Saved data entries:

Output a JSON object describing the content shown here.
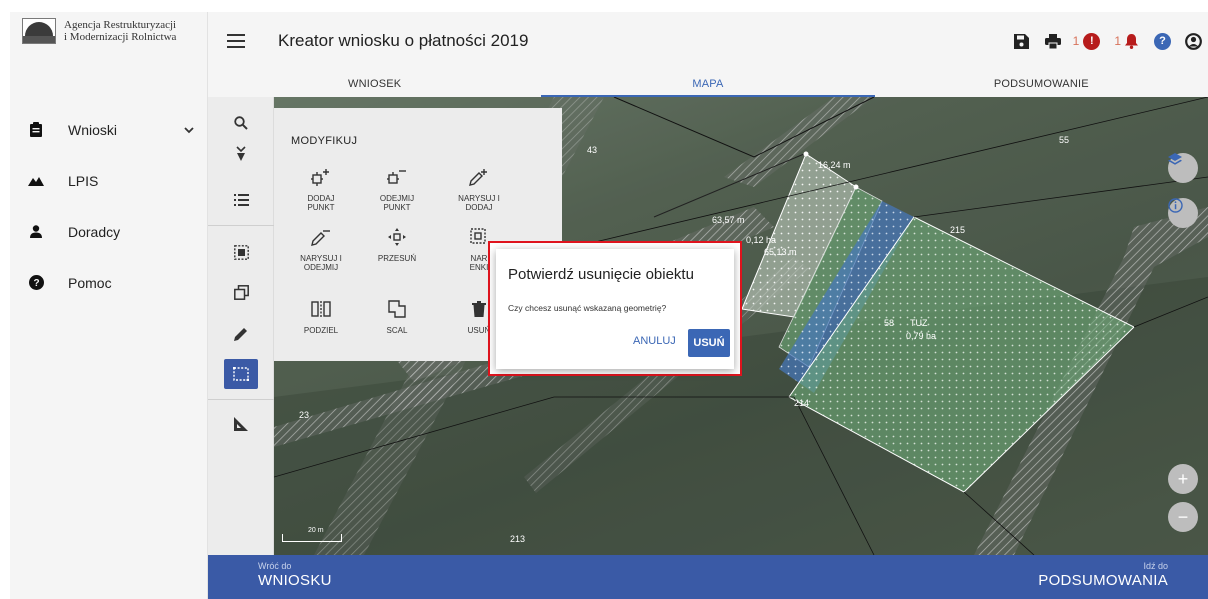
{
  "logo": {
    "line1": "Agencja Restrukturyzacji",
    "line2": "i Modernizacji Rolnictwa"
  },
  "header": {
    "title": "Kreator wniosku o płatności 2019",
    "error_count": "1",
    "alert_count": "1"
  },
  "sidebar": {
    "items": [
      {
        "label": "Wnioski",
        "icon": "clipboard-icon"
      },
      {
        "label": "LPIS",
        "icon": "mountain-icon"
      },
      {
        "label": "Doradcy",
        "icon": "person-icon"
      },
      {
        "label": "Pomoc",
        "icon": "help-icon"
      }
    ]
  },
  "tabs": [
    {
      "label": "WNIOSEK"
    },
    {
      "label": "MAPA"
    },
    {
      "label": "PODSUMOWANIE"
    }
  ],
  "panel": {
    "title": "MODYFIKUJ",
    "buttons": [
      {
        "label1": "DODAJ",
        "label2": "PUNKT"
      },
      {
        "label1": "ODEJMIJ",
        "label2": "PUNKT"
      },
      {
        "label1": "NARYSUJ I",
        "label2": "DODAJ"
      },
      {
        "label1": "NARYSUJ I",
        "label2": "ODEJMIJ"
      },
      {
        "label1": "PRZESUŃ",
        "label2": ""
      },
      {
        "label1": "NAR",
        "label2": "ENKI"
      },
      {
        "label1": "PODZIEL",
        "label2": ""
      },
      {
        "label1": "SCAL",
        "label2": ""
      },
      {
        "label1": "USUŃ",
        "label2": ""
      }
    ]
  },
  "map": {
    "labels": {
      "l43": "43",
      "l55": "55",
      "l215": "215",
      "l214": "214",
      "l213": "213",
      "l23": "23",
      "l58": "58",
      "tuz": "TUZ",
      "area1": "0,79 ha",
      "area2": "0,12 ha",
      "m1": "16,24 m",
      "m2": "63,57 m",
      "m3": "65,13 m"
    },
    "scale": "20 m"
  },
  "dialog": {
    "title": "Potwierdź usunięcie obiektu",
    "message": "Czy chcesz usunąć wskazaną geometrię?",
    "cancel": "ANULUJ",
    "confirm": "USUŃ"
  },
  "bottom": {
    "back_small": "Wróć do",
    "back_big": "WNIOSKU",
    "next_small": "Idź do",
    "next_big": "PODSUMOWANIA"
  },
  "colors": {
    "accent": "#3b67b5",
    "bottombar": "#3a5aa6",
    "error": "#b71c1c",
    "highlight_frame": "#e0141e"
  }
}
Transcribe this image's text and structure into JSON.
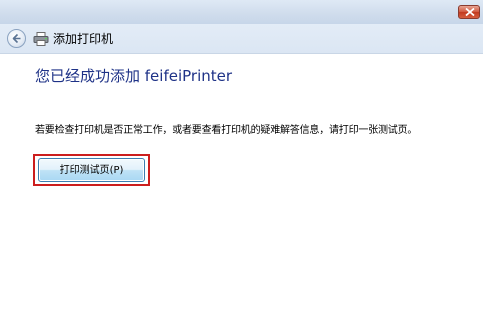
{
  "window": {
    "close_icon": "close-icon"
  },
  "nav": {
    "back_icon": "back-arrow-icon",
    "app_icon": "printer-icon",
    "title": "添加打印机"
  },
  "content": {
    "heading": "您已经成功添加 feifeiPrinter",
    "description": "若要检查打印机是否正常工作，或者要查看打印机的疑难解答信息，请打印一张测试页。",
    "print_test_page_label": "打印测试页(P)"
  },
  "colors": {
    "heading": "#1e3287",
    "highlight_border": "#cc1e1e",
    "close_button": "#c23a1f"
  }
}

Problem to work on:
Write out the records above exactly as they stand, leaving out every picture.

Solution for this problem:
Output a JSON object describing the content shown here.
{
  "logo": {
    "line1": "Agencja Restrukturyzacji",
    "line2": "i Modernizacji Rolnictwa"
  },
  "header": {
    "title": "Kreator wniosku o płatności 2019",
    "error_count": "1",
    "alert_count": "1"
  },
  "sidebar": {
    "items": [
      {
        "label": "Wnioski",
        "icon": "clipboard-icon"
      },
      {
        "label": "LPIS",
        "icon": "mountain-icon"
      },
      {
        "label": "Doradcy",
        "icon": "person-icon"
      },
      {
        "label": "Pomoc",
        "icon": "help-icon"
      }
    ]
  },
  "tabs": [
    {
      "label": "WNIOSEK"
    },
    {
      "label": "MAPA"
    },
    {
      "label": "PODSUMOWANIE"
    }
  ],
  "panel": {
    "title": "MODYFIKUJ",
    "buttons": [
      {
        "label1": "DODAJ",
        "label2": "PUNKT"
      },
      {
        "label1": "ODEJMIJ",
        "label2": "PUNKT"
      },
      {
        "label1": "NARYSUJ I",
        "label2": "DODAJ"
      },
      {
        "label1": "NARYSUJ I",
        "label2": "ODEJMIJ"
      },
      {
        "label1": "PRZESUŃ",
        "label2": ""
      },
      {
        "label1": "NAR",
        "label2": "ENKI"
      },
      {
        "label1": "PODZIEL",
        "label2": ""
      },
      {
        "label1": "SCAL",
        "label2": ""
      },
      {
        "label1": "USUŃ",
        "label2": ""
      }
    ]
  },
  "map": {
    "labels": {
      "l43": "43",
      "l55": "55",
      "l215": "215",
      "l214": "214",
      "l213": "213",
      "l23": "23",
      "l58": "58",
      "tuz": "TUZ",
      "area1": "0,79 ha",
      "area2": "0,12 ha",
      "m1": "16,24 m",
      "m2": "63,57 m",
      "m3": "65,13 m"
    },
    "scale": "20 m"
  },
  "dialog": {
    "title": "Potwierdź usunięcie obiektu",
    "message": "Czy chcesz usunąć wskazaną geometrię?",
    "cancel": "ANULUJ",
    "confirm": "USUŃ"
  },
  "bottom": {
    "back_small": "Wróć do",
    "back_big": "WNIOSKU",
    "next_small": "Idź do",
    "next_big": "PODSUMOWANIA"
  },
  "colors": {
    "accent": "#3b67b5",
    "bottombar": "#3a5aa6",
    "error": "#b71c1c",
    "highlight_frame": "#e0141e"
  }
}
Transcribe this image's text and structure into JSON.
{
  "window": {
    "close_icon": "close-icon"
  },
  "nav": {
    "back_icon": "back-arrow-icon",
    "app_icon": "printer-icon",
    "title": "添加打印机"
  },
  "content": {
    "heading": "您已经成功添加 feifeiPrinter",
    "description": "若要检查打印机是否正常工作，或者要查看打印机的疑难解答信息，请打印一张测试页。",
    "print_test_page_label": "打印测试页(P)"
  },
  "colors": {
    "heading": "#1e3287",
    "highlight_border": "#cc1e1e",
    "close_button": "#c23a1f"
  }
}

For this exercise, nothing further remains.